Displaying Kids Artwork – How to keep on top of the piles of paintings!

If you’re the parent of a creative child then you’ll know just how prolific an artist they can be, and you’ll also know that this raises the question of how best to display their art work. So here are four suggestions for dealing with kids’ art overload. They are ideas which, I think, realistically address the problem.

I’ve been there myself. Stacked sheets flapping on the fridge door, a pile of larger pieces on the kitchen table, a bulging box file in the cupboard, and another, and another… And none of it being displayed and enjoyed – which is what art is for, right? After all, not every child grows up to be an artist, and these creative years of paint and glue might be just another of those passing moments in the parenting journey.

Hopefully there’s something here that you can use: something which will brighten your home and create a proper place and purpose for all those pictures and paintings.

1. Space Saver: A Digital Art Gallery If space is an issue this is a great option. Don’t panic. I’m not suggesting you create a back catalogue – this is all about finding a way forward! Photograph the art as it arrives in the home – your child might be able to do this (any excuse to play with your phone!), then save the photos in a dedicated folder so they can easily be found and scrolled through. If you have computer, tablet or digital photo frame you could use it to set the photos to scroll through automatically. 

2. Stacking: The Magnetic Fridge Frame It’s so unbelievably easy to make a magnetic fridge frame. Just take an A4 photo frame, discard the glazing and backing, and stick adhesive magnetic tape all around the back edge. The tape comes on a roll and can be cut to length with scissors. It really is that simple. These frames can hold more than a single sheet, so you can keep a fair number of works in just one frame, and they’re held flat to the fridge so they won’t be flapping around every time you open the door. 

3. Collage: Classic Pin Board The obvious solution is the classic pinboard, but where many parents fall down is on size and quality. Choose the biggest and the best possible. The bigger size means you can easily curate an ever-changing arrangement. One picture can be layered over another to build up a dense collage, and you can include other things like special birthday cards, certificates or medals, to make a really vibrant memory centre. Getting the best quality you can afford should ensure that the pins won’t be constantly falling out (ouch!). It will also mean the noticeboard looks good in its own right, so you’ll be happy to use it for other purposes later on. Of course, you can also create a pin wall by sticking cork sheet up, but that is rather trickier to get rid of later on.
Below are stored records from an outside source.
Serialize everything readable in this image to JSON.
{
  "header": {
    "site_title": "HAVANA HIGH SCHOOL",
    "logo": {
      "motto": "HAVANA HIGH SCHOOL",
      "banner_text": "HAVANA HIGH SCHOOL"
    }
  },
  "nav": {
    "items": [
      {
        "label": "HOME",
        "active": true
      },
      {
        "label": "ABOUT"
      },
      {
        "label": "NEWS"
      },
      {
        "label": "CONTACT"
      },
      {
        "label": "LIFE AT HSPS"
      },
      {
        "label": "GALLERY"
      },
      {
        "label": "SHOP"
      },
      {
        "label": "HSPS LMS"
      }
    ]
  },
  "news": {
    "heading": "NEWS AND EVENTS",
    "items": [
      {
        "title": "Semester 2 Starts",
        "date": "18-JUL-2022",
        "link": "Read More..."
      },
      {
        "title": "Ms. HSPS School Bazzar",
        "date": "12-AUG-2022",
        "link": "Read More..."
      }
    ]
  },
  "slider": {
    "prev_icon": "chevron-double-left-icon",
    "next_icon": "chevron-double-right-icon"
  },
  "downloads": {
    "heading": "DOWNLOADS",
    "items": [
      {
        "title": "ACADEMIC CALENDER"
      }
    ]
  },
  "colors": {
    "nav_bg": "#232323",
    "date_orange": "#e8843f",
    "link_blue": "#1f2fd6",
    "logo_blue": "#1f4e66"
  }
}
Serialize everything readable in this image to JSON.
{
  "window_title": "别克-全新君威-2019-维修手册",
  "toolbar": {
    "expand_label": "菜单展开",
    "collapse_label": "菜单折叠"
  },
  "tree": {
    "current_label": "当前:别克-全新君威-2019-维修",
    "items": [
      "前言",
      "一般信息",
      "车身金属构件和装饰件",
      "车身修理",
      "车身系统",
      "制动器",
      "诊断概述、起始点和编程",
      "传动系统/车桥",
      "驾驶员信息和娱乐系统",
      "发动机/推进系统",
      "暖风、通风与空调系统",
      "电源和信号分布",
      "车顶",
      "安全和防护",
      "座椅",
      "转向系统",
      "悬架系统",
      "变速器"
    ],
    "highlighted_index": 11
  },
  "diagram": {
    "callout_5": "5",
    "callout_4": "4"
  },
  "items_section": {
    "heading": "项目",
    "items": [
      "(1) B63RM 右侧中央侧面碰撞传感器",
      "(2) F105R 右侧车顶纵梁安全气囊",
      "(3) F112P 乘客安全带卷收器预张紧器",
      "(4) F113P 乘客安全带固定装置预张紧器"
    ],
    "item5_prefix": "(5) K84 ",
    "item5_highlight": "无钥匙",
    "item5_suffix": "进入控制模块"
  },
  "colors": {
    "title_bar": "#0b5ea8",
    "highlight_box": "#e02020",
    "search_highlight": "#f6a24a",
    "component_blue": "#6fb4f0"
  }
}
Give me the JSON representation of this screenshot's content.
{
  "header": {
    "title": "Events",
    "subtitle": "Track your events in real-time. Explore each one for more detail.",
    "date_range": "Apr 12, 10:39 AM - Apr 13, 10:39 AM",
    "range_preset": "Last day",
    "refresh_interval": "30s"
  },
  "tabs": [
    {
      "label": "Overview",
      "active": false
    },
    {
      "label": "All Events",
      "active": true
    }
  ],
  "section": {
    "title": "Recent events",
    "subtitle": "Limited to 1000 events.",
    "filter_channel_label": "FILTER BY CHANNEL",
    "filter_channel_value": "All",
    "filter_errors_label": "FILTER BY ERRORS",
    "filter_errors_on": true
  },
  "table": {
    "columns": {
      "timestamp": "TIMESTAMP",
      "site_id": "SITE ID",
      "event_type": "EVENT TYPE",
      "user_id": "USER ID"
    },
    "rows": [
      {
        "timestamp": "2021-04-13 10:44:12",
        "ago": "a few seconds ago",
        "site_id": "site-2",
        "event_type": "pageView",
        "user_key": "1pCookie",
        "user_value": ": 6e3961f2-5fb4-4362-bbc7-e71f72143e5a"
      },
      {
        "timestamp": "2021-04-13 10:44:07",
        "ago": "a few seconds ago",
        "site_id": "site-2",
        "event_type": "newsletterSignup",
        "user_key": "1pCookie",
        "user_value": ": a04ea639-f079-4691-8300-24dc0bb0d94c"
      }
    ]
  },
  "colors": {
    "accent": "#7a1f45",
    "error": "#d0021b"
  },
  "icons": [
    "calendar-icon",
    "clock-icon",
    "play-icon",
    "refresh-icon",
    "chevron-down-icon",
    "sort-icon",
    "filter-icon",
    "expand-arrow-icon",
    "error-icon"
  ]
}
4. Studio: An Artist’s Space If space allows, then you could go all out and create a little art studio area. You’ll need a table or desk, some wall space where art and inspirational images can be pinned or taped up, and an accessible place for storing all the art supplies. Perhaps some protective flooring that you don’t mind getting paint-y might be a good idea… Then, to fully address the art storage and display issue, you could invest in a print browser so finished work can be flicked through. Professional!

To finish, here are some other great ideas that aren’t about display, but are too lovely to overlook:

5. Choose 12 favourites each year and have them printed into a wall calendar. (Great gifting for the extended family!)

6. Create a memory book or scrap book, either get gluing with your child or use an online printing service.

7. Cut the pieces down and glue on to blank cards from the craft store, to make special gift cards for family and close friends. But, be careful, you might end up with a total melt down on your hands!